▶ [WHAT THE TASK REQUIRES]:
Reproduce every entry word for word.

▶ [RECORDS SHOWN]:
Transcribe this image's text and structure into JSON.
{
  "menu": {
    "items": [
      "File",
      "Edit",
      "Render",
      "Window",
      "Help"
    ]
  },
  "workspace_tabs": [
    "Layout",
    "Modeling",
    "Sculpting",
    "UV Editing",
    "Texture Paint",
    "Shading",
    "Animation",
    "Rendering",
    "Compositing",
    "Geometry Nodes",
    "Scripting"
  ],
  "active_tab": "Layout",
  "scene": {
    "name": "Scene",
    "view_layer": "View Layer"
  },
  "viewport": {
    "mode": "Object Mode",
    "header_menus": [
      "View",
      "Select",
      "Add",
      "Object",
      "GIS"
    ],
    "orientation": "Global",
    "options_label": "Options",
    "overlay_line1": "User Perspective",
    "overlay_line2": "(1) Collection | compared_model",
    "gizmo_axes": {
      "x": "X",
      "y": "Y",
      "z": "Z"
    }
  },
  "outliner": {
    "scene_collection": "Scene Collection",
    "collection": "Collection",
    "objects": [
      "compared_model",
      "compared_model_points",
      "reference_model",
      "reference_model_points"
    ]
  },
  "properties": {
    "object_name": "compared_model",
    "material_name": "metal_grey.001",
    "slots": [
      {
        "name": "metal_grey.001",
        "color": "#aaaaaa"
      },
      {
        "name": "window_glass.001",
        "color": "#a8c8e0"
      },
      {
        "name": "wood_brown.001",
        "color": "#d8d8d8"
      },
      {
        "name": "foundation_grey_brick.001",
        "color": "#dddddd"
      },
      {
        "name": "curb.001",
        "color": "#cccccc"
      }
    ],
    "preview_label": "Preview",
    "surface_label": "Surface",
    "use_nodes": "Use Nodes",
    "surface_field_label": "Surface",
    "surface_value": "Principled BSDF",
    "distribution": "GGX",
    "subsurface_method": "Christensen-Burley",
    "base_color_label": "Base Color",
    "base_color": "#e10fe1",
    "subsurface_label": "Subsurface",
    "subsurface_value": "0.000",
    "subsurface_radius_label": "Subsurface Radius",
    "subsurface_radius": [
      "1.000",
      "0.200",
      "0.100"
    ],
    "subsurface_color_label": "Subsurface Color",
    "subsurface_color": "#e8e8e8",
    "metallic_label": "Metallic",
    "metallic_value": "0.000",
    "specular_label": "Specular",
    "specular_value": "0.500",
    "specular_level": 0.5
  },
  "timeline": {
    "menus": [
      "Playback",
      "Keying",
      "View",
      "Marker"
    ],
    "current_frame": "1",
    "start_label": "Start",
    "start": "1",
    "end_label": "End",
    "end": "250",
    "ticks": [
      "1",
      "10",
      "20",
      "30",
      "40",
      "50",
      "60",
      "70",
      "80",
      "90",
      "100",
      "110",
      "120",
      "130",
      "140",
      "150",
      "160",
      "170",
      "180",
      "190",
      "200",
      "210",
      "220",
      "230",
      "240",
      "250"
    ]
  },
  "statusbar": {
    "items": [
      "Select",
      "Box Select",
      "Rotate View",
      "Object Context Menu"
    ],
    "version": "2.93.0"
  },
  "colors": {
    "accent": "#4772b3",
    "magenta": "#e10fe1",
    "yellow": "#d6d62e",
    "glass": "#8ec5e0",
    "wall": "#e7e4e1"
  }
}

▶ [PROBLEM SOLUTION]:
Transcribe this image's text and structure into JSON.
{
  "menu": {
    "items": [
      "File",
      "Edit",
      "Render",
      "Window",
      "Help"
    ]
  },
  "workspace_tabs": [
    "Layout",
    "Modeling",
    "Sculpting",
    "UV Editing",
    "Texture Paint",
    "Shading",
    "Animation",
    "Rendering",
    "Compositing",
    "Geometry Nodes",
    "Scripting"
  ],
  "active_tab": "Layout",
  "scene": {
    "name": "Scene",
    "view_layer": "View Layer"
  },
  "viewport": {
    "mode": "Object Mode",
    "header_menus": [
      "View",
      "Select",
      "Add",
      "Object",
      "GIS"
    ],
    "orientation": "Global",
    "options_label": "Options",
    "overlay_line1": "User Perspective",
    "overlay_line2": "(1) Collection | compared_model",
    "gizmo_axes": {
      "x": "X",
      "y": "Y",
      "z": "Z"
    }
  },
  "outliner": {
    "scene_collection": "Scene Collection",
    "collection": "Collection",
    "objects": [
      "compared_model",
      "compared_model_points",
      "reference_model",
      "reference_model_points"
    ]
  },
  "properties": {
    "object_name": "compared_model",
    "material_name": "metal_grey.001",
    "slots": [
      {
        "name": "metal_grey.001",
        "color": "#aaaaaa"
      },
      {
        "name": "window_glass.001",
        "color": "#a8c8e0"
      },
      {
        "name": "wood_brown.001",
        "color": "#d8d8d8"
      },
      {
        "name": "foundation_grey_brick.001",
        "color": "#dddddd"
      },
      {
        "name": "curb.001",
        "color": "#cccccc"
      }
    ],
    "preview_label": "Preview",
    "surface_label": "Surface",
    "use_nodes": "Use Nodes",
    "surface_field_label": "Surface",
    "surface_value": "Principled BSDF",
    "distribution": "GGX",
    "subsurface_method": "Christensen-Burley",
    "base_color_label": "Base Color",
    "base_color": "#e10fe1",
    "subsurface_label": "Subsurface",
    "subsurface_value": "0.000",
    "subsurface_radius_label": "Subsurface Radius",
    "subsurface_radius": [
      "1.000",
      "0.200",
      "0.100"
    ],
    "subsurface_color_label": "Subsurface Color",
    "subsurface_color": "#e8e8e8",
    "metallic_label": "Metallic",
    "metallic_value": "0.000",
    "specular_label": "Specular",
    "specular_value": "0.500",
    "specular_level": 0.5
  },
  "timeline": {
    "menus": [
      "Playback",
      "Keying",
      "View",
      "Marker"
    ],
    "current_frame": "1",
    "start_label": "Start",
    "start": "1",
    "end_label": "End",
    "end": "250",
    "ticks": [
      "1",
      "10",
      "20",
      "30",
      "40",
      "50",
      "60",
      "70",
      "80",
      "90",
      "100",
      "110",
      "120",
      "130",
      "140",
      "150",
      "160",
      "170",
      "180",
      "190",
      "200",
      "210",
      "220",
      "230",
      "240",
      "250"
    ]
  },
  "statusbar": {
    "items": [
      "Select",
      "Box Select",
      "Rotate View",
      "Object Context Menu"
    ],
    "version": "2.93.0"
  },
  "colors": {
    "accent": "#4772b3",
    "magenta": "#e10fe1",
    "yellow": "#d6d62e",
    "glass": "#8ec5e0",
    "wall": "#e7e4e1"
  }
}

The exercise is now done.